AVAILABLE RECORDS: Begin

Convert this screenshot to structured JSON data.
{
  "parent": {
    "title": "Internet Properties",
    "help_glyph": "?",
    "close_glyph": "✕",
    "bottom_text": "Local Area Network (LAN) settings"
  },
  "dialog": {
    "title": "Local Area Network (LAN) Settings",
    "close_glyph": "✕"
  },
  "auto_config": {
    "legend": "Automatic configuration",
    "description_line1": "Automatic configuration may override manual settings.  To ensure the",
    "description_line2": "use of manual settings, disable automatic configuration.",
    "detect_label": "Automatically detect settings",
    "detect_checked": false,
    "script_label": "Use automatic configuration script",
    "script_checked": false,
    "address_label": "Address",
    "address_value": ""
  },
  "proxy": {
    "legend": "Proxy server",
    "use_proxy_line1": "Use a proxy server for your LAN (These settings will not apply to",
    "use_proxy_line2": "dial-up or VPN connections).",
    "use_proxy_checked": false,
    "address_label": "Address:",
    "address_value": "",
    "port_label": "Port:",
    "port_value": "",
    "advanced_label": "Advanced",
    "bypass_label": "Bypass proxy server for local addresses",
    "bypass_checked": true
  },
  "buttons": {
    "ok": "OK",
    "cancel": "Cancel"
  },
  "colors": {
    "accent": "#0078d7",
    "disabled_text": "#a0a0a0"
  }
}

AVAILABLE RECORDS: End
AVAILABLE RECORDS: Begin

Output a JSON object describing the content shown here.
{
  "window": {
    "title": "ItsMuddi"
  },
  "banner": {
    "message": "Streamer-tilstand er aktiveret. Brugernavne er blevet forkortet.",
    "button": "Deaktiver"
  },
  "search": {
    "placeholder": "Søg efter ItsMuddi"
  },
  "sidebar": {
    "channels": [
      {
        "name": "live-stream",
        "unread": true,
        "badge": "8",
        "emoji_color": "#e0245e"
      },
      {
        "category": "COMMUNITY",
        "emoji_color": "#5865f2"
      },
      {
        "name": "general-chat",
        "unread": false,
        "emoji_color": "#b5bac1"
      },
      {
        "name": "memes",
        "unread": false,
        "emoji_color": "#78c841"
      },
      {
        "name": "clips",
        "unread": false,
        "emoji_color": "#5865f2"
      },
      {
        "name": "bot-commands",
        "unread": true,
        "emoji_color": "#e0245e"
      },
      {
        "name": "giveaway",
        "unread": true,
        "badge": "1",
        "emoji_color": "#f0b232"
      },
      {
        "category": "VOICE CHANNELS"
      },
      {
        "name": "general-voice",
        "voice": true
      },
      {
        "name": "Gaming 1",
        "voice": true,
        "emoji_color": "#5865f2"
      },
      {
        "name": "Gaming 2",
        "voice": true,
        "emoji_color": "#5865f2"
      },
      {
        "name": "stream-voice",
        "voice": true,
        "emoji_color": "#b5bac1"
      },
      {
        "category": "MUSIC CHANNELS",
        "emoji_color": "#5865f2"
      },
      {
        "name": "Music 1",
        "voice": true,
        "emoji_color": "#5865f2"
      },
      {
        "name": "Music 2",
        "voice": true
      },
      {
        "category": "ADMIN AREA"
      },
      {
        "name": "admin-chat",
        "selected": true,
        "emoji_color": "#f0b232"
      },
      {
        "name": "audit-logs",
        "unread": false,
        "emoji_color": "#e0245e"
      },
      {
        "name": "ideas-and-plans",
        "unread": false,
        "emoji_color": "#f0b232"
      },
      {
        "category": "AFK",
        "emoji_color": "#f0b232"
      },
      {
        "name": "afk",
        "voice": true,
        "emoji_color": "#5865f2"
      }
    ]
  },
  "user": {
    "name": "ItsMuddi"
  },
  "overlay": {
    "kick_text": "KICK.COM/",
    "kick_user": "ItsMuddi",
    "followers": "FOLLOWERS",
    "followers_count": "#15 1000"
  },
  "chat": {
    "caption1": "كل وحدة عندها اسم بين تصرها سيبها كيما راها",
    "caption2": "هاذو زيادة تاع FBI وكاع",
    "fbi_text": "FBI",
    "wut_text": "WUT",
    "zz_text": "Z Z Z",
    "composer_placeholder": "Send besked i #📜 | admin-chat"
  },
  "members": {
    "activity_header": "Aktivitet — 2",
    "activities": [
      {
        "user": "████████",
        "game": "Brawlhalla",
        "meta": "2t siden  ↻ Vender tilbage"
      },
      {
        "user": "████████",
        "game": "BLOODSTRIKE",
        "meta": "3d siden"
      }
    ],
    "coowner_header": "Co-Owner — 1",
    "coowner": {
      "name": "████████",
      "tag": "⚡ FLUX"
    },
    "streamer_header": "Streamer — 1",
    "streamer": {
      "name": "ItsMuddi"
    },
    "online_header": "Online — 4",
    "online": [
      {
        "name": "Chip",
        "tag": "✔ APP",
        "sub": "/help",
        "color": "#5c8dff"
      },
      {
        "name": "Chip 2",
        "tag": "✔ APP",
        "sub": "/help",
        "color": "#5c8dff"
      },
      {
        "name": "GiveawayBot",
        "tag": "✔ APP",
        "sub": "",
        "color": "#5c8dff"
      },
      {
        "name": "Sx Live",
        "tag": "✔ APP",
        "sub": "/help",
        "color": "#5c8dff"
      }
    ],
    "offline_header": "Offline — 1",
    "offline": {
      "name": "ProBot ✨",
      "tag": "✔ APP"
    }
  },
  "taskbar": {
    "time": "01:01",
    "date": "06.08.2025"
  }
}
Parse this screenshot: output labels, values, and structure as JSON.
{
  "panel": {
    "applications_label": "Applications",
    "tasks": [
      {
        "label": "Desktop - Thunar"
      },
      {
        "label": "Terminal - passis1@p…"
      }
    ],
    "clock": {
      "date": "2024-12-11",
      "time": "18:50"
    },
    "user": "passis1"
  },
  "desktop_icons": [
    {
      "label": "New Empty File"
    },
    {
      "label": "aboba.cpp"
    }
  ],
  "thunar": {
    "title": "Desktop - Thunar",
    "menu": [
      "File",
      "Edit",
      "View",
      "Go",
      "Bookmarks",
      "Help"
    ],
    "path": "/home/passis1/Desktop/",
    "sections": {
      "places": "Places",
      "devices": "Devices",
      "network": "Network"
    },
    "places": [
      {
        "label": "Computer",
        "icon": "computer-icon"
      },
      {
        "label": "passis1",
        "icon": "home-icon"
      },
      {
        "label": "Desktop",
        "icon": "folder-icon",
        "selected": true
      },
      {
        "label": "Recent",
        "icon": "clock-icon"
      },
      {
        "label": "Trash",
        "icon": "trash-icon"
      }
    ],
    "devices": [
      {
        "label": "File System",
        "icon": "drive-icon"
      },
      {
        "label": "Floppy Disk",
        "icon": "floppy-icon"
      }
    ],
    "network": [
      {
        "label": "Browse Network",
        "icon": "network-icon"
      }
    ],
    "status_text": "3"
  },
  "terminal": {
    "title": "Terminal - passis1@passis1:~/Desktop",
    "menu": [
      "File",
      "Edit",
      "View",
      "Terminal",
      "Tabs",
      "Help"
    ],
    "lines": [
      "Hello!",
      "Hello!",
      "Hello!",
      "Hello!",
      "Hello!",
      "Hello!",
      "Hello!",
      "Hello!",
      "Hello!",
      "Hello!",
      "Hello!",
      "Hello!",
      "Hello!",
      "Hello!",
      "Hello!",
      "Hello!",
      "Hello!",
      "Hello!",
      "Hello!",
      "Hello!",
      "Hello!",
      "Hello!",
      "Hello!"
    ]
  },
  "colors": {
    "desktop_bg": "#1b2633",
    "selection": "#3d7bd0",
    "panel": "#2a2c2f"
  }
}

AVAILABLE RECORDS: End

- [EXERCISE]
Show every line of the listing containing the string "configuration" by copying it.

- [OUTPUT OF THE EXERCISE]
    "legend": "Automatic configuration",
    "description_line1": "Automatic configuration may override manual settings.  To ensure the",
    "description_line2": "use of manual settings, disable automatic configuration.",
    "script_label": "Use automatic configuration script",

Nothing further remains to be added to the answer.